The lines to be copied are those below that contain "Selected".

▸ Exercise material
::::::

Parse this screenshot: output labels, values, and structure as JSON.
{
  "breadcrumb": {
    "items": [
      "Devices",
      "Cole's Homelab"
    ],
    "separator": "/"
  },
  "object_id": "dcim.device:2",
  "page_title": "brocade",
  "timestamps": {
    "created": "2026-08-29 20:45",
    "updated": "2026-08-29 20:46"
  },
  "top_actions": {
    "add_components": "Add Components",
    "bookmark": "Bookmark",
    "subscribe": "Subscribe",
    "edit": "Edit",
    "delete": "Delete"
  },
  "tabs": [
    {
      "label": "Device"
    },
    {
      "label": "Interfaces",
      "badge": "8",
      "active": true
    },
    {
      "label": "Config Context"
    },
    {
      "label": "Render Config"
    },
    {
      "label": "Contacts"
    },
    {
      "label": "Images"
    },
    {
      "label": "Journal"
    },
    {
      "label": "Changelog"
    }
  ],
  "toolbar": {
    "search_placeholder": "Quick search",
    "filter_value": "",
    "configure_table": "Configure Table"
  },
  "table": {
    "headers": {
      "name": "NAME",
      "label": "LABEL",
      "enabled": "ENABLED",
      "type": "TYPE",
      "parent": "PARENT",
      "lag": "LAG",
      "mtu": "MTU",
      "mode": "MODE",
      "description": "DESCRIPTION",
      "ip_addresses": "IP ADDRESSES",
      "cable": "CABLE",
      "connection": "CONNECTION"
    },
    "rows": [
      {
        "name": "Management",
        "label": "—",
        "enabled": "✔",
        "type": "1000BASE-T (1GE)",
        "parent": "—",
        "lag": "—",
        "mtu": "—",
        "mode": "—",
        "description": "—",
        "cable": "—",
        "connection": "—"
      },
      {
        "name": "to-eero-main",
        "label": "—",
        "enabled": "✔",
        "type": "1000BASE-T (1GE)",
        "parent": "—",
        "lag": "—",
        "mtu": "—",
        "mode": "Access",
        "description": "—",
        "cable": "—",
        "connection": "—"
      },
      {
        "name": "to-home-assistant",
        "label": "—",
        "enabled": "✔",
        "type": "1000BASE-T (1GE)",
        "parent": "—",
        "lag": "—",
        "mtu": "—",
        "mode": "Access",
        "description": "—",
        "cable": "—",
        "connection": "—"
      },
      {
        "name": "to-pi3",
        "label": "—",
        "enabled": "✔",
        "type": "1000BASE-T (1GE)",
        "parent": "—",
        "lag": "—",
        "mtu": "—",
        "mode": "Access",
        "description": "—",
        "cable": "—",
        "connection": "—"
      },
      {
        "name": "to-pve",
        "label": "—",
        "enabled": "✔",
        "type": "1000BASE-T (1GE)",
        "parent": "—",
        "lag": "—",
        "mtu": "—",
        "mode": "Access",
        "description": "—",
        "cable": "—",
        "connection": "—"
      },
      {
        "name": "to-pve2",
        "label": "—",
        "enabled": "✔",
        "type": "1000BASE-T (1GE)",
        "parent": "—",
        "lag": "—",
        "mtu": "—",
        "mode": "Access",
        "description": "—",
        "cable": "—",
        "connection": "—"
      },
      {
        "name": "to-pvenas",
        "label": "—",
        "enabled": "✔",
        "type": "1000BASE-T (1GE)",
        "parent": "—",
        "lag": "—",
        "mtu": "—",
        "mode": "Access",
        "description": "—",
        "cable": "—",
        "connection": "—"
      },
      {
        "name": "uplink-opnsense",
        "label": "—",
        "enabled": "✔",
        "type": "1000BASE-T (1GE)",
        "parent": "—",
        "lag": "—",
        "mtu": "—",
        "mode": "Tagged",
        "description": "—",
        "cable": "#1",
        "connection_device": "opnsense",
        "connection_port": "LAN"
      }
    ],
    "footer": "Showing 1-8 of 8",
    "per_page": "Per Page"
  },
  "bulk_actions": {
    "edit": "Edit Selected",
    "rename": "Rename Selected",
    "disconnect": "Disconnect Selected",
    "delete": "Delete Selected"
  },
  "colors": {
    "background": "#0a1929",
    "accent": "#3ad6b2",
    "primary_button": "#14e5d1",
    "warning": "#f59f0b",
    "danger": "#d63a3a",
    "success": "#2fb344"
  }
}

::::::

▸ Output of the task
    "edit": "Edit Selected",
    "rename": "Rename Selected",
    "disconnect": "Disconnect Selected",
    "delete": "Delete Selected"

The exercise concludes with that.